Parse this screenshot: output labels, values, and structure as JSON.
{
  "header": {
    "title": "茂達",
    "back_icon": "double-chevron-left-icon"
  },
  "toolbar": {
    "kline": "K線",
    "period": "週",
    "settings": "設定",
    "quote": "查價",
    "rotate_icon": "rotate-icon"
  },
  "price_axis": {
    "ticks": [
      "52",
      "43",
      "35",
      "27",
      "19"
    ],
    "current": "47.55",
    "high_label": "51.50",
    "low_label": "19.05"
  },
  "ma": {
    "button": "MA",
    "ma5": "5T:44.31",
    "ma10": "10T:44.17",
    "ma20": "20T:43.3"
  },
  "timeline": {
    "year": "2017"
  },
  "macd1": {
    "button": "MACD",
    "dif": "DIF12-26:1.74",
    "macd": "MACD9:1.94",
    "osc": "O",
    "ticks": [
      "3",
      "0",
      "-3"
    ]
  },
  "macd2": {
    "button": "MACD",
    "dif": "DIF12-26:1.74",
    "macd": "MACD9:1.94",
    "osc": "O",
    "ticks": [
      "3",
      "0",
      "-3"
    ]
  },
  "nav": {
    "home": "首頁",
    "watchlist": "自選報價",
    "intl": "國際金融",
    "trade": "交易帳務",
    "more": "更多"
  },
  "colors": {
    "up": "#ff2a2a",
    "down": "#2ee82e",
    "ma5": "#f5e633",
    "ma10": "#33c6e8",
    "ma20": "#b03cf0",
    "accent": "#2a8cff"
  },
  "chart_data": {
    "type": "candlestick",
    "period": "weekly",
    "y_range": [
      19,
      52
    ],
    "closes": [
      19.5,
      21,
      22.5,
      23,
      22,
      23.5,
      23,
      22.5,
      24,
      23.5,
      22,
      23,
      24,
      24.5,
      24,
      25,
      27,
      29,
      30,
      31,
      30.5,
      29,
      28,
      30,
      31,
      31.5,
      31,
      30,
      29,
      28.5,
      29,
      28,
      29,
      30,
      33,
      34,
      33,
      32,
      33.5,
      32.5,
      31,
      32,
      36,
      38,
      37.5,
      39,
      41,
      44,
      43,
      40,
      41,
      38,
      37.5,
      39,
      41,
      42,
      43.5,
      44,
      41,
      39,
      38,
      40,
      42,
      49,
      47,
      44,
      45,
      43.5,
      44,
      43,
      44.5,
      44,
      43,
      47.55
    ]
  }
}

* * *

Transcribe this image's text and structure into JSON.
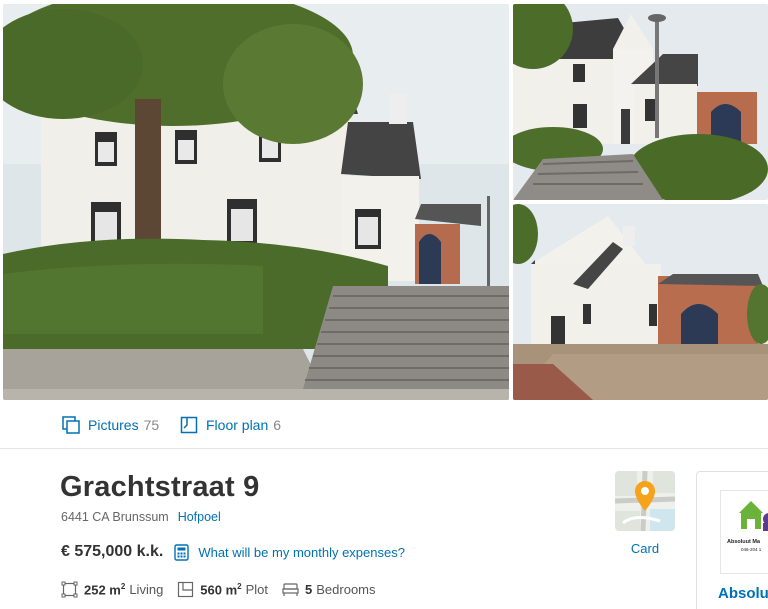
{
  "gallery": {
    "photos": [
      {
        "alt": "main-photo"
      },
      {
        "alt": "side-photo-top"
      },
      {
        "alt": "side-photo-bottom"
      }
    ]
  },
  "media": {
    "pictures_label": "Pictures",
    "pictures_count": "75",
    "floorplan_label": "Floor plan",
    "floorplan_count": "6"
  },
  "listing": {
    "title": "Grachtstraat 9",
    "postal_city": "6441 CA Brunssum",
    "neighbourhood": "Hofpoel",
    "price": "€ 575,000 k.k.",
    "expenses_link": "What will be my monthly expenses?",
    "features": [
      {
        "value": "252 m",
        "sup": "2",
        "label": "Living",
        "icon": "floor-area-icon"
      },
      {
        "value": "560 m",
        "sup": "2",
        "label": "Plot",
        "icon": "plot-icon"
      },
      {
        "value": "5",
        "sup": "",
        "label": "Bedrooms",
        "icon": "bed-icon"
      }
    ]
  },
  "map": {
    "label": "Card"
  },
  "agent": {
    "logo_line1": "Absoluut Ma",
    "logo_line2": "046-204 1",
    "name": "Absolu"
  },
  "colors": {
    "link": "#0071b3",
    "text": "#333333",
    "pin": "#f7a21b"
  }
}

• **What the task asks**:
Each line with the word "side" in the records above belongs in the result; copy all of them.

• **Output of the exercise**:
        "alt": "side-photo-top"
        "alt": "side-photo-bottom"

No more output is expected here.